Segment Start: PROVIDED DATA

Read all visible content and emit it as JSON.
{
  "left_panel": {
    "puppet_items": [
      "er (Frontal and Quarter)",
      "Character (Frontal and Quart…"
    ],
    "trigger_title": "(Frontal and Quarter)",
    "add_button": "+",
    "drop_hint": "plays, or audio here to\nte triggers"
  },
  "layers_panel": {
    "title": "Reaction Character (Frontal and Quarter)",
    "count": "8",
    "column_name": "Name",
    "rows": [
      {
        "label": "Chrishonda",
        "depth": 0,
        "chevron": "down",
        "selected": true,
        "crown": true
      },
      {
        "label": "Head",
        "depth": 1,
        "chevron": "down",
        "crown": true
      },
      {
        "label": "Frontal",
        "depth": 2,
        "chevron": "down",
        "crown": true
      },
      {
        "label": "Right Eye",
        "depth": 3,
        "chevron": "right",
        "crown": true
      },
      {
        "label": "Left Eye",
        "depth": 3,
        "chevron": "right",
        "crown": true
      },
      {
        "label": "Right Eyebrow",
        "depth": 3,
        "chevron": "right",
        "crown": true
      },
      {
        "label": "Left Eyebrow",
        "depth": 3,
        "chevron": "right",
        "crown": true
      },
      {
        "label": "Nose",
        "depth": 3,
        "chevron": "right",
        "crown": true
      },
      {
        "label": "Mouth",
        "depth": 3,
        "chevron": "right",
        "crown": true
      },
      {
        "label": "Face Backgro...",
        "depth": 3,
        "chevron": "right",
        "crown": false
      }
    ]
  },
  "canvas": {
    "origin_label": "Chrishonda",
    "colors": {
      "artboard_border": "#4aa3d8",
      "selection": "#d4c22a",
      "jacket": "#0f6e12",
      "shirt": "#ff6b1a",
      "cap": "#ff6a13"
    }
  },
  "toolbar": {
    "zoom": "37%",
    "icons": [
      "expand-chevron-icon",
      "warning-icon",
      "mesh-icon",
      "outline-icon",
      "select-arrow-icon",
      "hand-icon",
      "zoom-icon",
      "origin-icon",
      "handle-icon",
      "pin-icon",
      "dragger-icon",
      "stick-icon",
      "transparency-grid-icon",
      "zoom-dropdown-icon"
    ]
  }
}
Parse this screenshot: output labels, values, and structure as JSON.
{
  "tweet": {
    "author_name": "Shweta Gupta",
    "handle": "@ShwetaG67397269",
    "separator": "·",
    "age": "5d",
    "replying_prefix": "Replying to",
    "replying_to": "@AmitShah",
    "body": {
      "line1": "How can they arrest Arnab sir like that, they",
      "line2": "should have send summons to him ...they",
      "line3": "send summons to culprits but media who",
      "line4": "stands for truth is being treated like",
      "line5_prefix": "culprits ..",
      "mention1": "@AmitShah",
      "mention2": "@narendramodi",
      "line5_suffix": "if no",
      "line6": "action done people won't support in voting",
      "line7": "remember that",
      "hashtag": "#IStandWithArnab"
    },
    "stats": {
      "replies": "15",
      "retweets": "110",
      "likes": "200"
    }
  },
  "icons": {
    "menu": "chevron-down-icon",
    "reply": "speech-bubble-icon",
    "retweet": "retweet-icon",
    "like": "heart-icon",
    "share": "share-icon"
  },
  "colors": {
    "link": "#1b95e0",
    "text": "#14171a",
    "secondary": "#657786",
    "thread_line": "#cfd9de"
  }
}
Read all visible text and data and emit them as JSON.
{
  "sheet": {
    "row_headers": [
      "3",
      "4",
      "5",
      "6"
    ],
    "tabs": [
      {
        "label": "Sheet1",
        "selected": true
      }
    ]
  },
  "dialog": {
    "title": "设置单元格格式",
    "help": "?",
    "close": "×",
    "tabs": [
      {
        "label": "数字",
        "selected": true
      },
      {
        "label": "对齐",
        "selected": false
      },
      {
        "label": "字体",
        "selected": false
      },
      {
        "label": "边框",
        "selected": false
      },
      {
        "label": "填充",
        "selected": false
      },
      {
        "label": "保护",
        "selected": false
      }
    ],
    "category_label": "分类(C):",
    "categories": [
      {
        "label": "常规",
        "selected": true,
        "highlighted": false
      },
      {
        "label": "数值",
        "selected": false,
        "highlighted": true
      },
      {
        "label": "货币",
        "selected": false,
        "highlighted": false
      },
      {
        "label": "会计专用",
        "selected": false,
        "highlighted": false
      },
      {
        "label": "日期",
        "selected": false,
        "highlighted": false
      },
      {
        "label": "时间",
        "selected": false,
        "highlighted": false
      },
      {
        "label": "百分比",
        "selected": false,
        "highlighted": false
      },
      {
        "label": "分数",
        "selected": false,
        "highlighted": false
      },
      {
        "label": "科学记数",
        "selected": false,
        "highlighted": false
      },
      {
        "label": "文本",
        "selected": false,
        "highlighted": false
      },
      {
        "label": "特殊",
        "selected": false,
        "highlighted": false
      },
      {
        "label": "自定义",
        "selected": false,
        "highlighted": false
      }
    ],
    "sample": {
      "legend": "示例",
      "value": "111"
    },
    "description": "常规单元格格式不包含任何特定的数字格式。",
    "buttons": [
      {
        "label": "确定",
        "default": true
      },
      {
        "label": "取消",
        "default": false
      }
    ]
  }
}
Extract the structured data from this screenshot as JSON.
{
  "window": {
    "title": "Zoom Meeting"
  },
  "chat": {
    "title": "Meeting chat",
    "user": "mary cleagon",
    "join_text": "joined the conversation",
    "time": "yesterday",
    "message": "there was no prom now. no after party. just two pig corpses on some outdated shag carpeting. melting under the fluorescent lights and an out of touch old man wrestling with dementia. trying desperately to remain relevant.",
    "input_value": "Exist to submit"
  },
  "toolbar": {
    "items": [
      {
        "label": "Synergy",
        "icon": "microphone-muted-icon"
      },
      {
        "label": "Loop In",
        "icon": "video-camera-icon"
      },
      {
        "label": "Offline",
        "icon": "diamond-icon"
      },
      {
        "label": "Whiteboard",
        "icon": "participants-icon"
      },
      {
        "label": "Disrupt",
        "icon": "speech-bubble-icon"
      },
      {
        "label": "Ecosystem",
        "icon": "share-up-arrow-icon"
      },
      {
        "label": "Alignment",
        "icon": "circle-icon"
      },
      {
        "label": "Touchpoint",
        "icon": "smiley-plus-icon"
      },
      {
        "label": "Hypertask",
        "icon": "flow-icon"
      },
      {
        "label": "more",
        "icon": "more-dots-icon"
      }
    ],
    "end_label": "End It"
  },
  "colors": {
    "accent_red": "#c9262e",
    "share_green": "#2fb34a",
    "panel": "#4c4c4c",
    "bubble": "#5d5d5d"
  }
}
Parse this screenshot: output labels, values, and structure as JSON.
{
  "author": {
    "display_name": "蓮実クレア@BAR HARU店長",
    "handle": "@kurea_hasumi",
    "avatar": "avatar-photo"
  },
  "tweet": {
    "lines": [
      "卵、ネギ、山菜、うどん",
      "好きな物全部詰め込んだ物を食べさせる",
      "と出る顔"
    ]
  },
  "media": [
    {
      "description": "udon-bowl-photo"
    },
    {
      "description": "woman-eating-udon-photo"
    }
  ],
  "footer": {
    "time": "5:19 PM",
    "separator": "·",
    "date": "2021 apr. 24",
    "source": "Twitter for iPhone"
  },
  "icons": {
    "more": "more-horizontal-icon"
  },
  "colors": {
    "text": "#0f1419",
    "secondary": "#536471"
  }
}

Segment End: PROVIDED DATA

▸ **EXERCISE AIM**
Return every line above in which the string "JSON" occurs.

▸ **TASK OUTPUT**
Read all visible content and emit it as JSON.
Parse this screenshot: output labels, values, and structure as JSON.
Read all visible text and data and emit them as JSON.
Extract the structured data from this screenshot as JSON.
Parse this screenshot: output labels, values, and structure as JSON.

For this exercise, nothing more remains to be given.